Think fast: What is the biggest cancer killer of women? What about of men? For an awareness campaign with the nonprofit Catch It In Time, former NFL linebacker Chris Draft, 46, took to the streets with a camera crew and posed those questions to the unsuspecting public. Most people guessed breast and prostate cancer. Most were wrong. The answer is lung cancer. “Overall,” Draft says, “lung cancer kills more people than breast, prostate, colon, liver, kidney and melanoma cancer combined.” To which everyone expresses surprise. As one woman said, “I don’t understand why there isn’t more awareness around that fact.”
Exactly! Draft aims to change that by promoting lung cancer awareness and screenings.
It’s a personal mission. In 2010, after 12 years in the NFL, Draft retired and prepared to settle down with his longtime sweetheart, Keasha Rutledge. A few months later, she was diagnosed with Stage IV lung cancer. “She was 37 years old, in amazing shape and did not have a smoking history,” Draft told Stand Up To Cancer (SU2C), which raises funds for cancer research. “We learned the most important fact about lung cancer—that anyone can get it.”
Rutledge died in 2011, but not before the two were married and launched the Chris Draft Family Foundation and the Team Draft initiative to raise awareness of lung cancer. One of the most popular Draft programs is the annual Super Bowl Challenge in which lung cancer survivors compete to raise funds for research and awareness; the three top fundraisers score tickets to the NFL Pro Bowl, the Taste of the NFL and, yes, the Super Bowl as well as a personal backstage escort courtesy of Draft.

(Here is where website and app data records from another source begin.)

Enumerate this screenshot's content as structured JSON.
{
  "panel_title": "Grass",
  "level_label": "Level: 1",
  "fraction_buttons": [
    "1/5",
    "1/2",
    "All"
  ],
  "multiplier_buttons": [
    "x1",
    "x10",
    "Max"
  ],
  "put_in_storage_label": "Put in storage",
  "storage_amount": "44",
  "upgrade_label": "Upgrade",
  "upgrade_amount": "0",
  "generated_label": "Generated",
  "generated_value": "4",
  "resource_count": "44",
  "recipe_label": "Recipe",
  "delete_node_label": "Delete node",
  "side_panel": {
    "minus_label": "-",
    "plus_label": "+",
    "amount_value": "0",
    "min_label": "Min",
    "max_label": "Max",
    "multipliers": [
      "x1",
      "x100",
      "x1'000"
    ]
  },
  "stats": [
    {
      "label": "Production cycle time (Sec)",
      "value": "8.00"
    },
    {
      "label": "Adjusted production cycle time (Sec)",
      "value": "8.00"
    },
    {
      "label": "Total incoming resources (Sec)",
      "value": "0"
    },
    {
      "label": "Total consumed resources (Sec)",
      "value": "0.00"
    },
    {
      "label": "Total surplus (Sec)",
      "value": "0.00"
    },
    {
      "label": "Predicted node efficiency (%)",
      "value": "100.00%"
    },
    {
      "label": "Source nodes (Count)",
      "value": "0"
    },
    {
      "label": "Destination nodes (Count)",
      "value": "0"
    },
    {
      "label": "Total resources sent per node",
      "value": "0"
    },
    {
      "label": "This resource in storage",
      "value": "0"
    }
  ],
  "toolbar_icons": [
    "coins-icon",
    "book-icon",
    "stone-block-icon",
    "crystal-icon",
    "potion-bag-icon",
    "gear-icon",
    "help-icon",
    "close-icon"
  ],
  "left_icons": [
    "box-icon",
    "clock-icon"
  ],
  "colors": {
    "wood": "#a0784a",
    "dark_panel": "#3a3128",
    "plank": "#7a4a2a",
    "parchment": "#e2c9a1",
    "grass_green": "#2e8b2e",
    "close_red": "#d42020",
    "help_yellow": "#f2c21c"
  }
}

The competition and the participants’ personal stories garner media attention and get the word out about lung cancer.
Draft aims not only to empower families to lead healthy lifestyles but also to change the face of lung cancer through campaigns, collaborations, public speaking and more. “I was honored to be a patient advocate on a Stand Up To Cancer team that pursued the first SU2C Interception Grant for lung cancer (the SU2C–LUNGevity–ALA Lung Cancer Interception Research Team),” he tells Cancer Health. “I also admire SU2C’s efforts to fund research and awareness efforts focused on increasing access to and awareness for lung cancer screening and improving the screening methods. Early detection is a game changer in transforming the survival rate in lung cancer.”